- **WHAT YOU ARE ASKED TO DO**
Go through the entries below and copy every line that holds the word "username".
Start of PROVIDED INFORMATION
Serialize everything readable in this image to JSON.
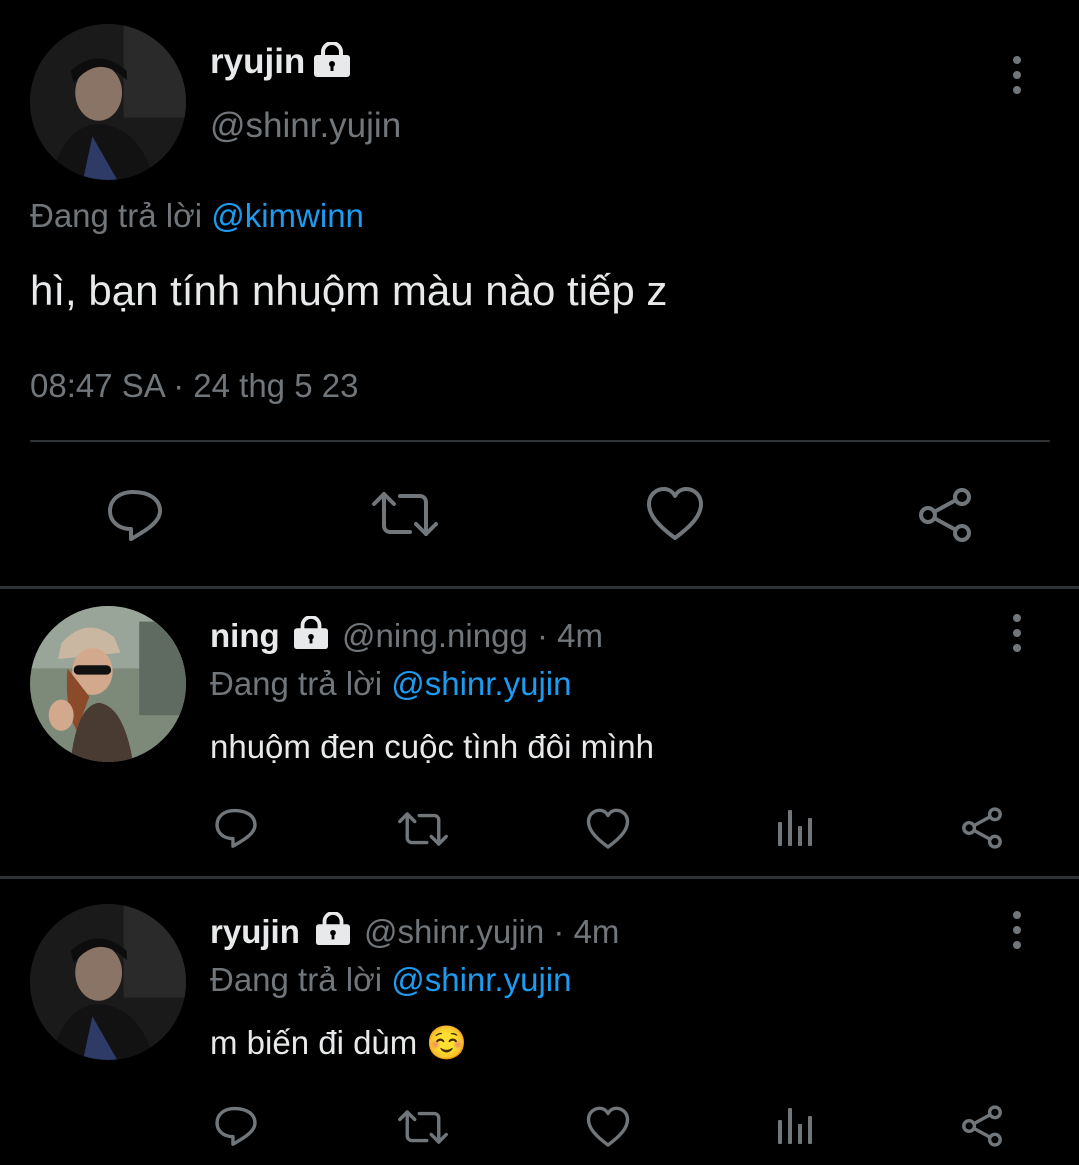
{
  "main_tweet": {
    "display_name": "ryujin",
    "handle": "@shinr.yujin",
    "replying_prefix": "Đang trả lời",
    "replying_to": "@kimwinn",
    "text": "hì, bạn tính nhuộm màu nào tiếp z",
    "timestamp": "08:47 SA · 24 thg 5 23"
  },
  "replies": [
    {
      "display_name": "ning",
      "meta": "@ning.ningg · 4m",
      "replying_prefix": "Đang trả lời",
      "replying_to": "@shinr.yujin",
      "text": "nhuộm đen cuộc tình đôi mình"
    },
    {
      "display_name": "ryujin",
      "meta": "@shinr.yujin · 4m",
      "replying_prefix": "Đang trả lời",
      "replying_to": "@shinr.yujin",
      "text": "m biến đi dùm ☺️"
    }
  ],
  "icons": {
    "lock": "lock-icon",
    "more": "more-vertical-icon",
    "reply": "reply-icon",
    "retweet": "retweet-icon",
    "like": "heart-icon",
    "views": "analytics-icon",
    "share": "share-icon"
  },
  "colors": {
    "background": "#000000",
    "text": "#e7e9ea",
    "muted": "#71767b",
    "link": "#1d9bf0",
    "divider": "#2f3336"
  }
}
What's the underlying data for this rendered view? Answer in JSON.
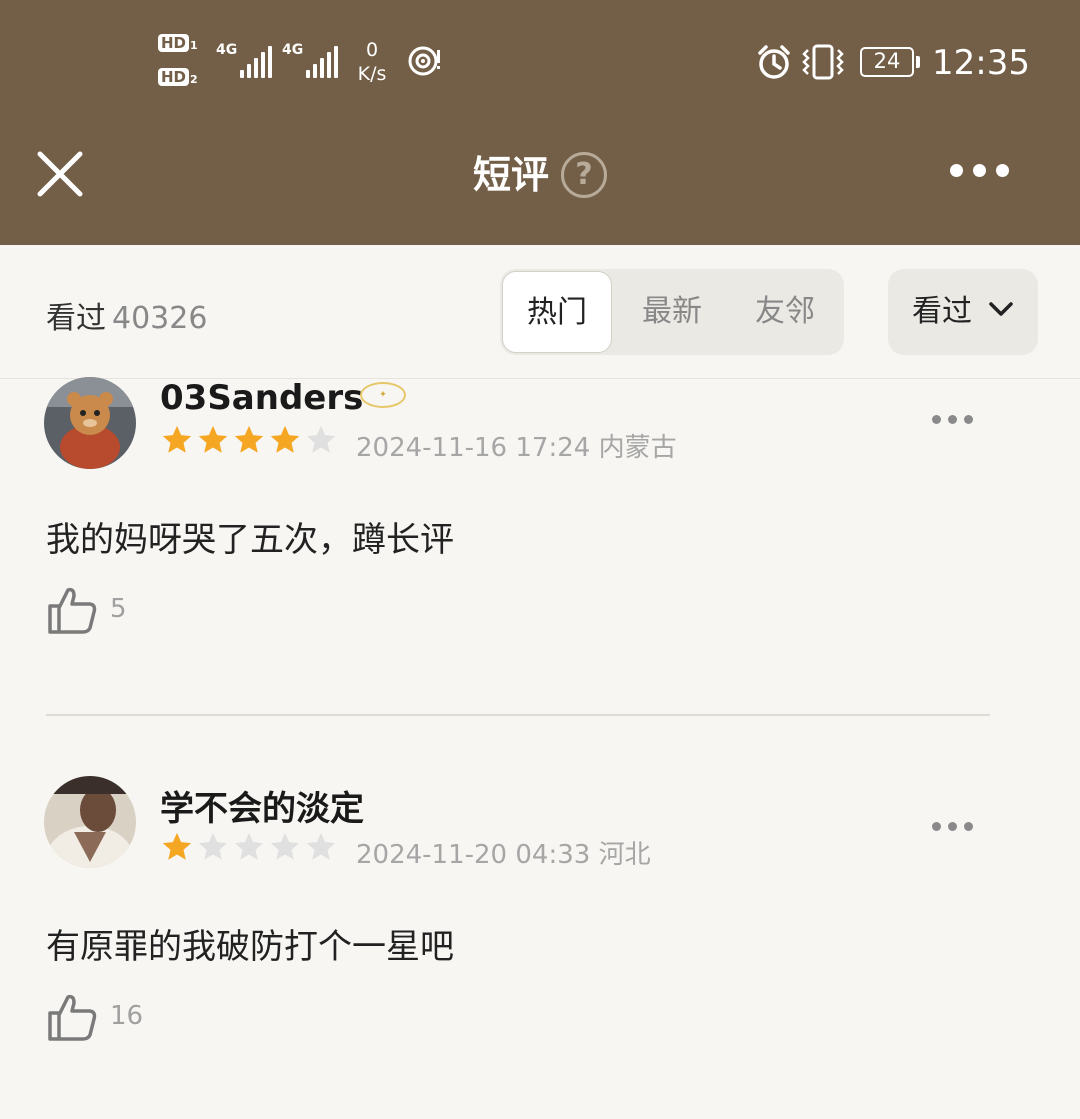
{
  "status_bar": {
    "sim1_label": "HD",
    "sim1_num": "1",
    "sim2_label": "HD",
    "sim2_num": "2",
    "net1_label": "4G",
    "net2_label": "4G",
    "net_speed_value": "0",
    "net_speed_unit": "K/s",
    "battery": "24",
    "time": "12:35",
    "icons": [
      "hotspot-icon",
      "alarm-icon",
      "vibrate-icon",
      "battery-icon"
    ]
  },
  "header": {
    "title": "短评",
    "help_label": "?",
    "close_icon": "close-icon",
    "more_icon": "more-icon"
  },
  "filter": {
    "seen_label": "看过",
    "seen_count": "40326",
    "tabs": [
      {
        "label": "热门",
        "active": true
      },
      {
        "label": "最新",
        "active": false
      },
      {
        "label": "友邻",
        "active": false
      }
    ],
    "dropdown_label": "看过"
  },
  "reviews": [
    {
      "username": "03Sanders",
      "rating": 4,
      "max_rating": 5,
      "date": "2024-11-16 17:24",
      "location": "内蒙古",
      "content": "我的妈呀哭了五次，蹲长评",
      "likes": "5"
    },
    {
      "username": "学不会的淡定",
      "rating": 1,
      "max_rating": 5,
      "date": "2024-11-20 04:33",
      "location": "河北",
      "content": "有原罪的我破防打个一星吧",
      "likes": "16"
    }
  ],
  "colors": {
    "header_bg": "#735f47",
    "page_bg": "#f7f6f2",
    "star_on": "#f5a623",
    "star_off": "#e0e0e0",
    "meta_text": "#a6a6a6"
  }
}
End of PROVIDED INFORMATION
- **SOLUTION BELOW**
      "username": "03Sanders",
      "username": "学不会的淡定",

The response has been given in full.